Today’s Question: In your video about making photo buttons you recommended using a “dye sublimation” printer. Can you explain what this type of printer is, and why you recommended it?
Tim’s Quick Answer: A dye sublimation printer is a printer that uses solid dyes that are converted to a gaseous form and then impregnated into the surface of the paper. The result is a print that is more durable than other types of prints where the ink sits on the surface of the paper.
More Detail: In many respects, dye sublimation printers are very well suited for photographic prints. As noted above, prints made with a dye sublimation printer tend to be more durable than other types of prints, because the dyes are impregnated into the paper and thus better protected from the elements.
In addition, because dye sublimation printers employ dyes that are applied to paper in a gaseous form, these printers are a true continuous tone printer. A photo inkjet printer, by contrast, must apply many small ink droplets of varying colors and sizes to produce smooth gradations of tone and color. Dye sublimation printers produce smoother gradations because they are truly continuous tone, without the use of individual “dots”.
These attributes make dye sublimation printers an excellent choice for a variety of photo printing applications. As noted in the latest episode of Tim Grey TV (https://youtu.be/EaTgqyke-9I), one such use is for the creation of photo buttons. With a dye sublimation print you don’t even need to use the clear plastic sheet that would otherwise be necessary to protect the photo being applied to the button.
Of course, there are drawbacks to dye sublimation printers as well. In most cases dye sublimation printers are only able to print at a single paper size, which can be a significant limitation in many cases. In addition, dye sublimation printers tend to be a little slower than other types of printers, in part because of the multiple passes required to produce the final print.
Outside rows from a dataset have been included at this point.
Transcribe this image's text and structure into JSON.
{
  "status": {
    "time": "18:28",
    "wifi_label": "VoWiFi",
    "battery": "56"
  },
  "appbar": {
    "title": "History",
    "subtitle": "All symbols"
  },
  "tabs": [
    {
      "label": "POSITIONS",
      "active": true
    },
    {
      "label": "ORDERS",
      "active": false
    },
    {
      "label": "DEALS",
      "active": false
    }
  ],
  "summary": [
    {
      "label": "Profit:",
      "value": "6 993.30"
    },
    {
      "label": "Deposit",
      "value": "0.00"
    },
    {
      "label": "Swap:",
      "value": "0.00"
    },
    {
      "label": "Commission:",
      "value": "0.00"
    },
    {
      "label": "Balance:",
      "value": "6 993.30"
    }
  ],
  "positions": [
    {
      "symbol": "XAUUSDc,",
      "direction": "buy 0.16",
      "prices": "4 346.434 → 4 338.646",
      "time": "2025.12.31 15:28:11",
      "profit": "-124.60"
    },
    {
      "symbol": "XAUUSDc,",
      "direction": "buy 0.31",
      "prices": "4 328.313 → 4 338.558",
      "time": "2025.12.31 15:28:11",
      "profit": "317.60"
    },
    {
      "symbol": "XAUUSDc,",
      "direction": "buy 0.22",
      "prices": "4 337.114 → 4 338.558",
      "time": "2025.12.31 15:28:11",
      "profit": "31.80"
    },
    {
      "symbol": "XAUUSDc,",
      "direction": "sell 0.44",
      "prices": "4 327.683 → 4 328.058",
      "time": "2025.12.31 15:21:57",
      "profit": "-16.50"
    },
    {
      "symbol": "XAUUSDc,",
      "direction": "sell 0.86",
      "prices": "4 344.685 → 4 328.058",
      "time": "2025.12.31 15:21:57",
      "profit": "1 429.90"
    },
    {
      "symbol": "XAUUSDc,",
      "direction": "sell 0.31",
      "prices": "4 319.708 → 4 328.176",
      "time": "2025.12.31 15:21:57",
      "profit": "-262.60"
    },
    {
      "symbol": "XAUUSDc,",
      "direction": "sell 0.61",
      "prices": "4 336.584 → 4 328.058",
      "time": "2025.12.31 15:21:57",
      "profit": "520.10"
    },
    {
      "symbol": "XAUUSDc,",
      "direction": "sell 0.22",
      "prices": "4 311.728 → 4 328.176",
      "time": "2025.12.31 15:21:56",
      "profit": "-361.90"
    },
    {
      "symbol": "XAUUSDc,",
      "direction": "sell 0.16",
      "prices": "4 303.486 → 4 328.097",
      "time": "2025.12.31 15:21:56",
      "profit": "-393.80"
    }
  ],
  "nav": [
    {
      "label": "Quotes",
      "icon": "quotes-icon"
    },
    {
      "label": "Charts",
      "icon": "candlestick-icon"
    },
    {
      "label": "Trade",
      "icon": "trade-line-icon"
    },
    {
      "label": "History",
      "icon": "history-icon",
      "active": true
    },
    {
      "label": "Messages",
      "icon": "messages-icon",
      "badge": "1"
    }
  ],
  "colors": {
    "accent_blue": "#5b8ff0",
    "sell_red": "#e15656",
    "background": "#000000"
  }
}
These days I consider dye sublimation printers to be a specialty printer that is an excellent choice for certain applications, but not necessarily an ideal choice for all photographic situations.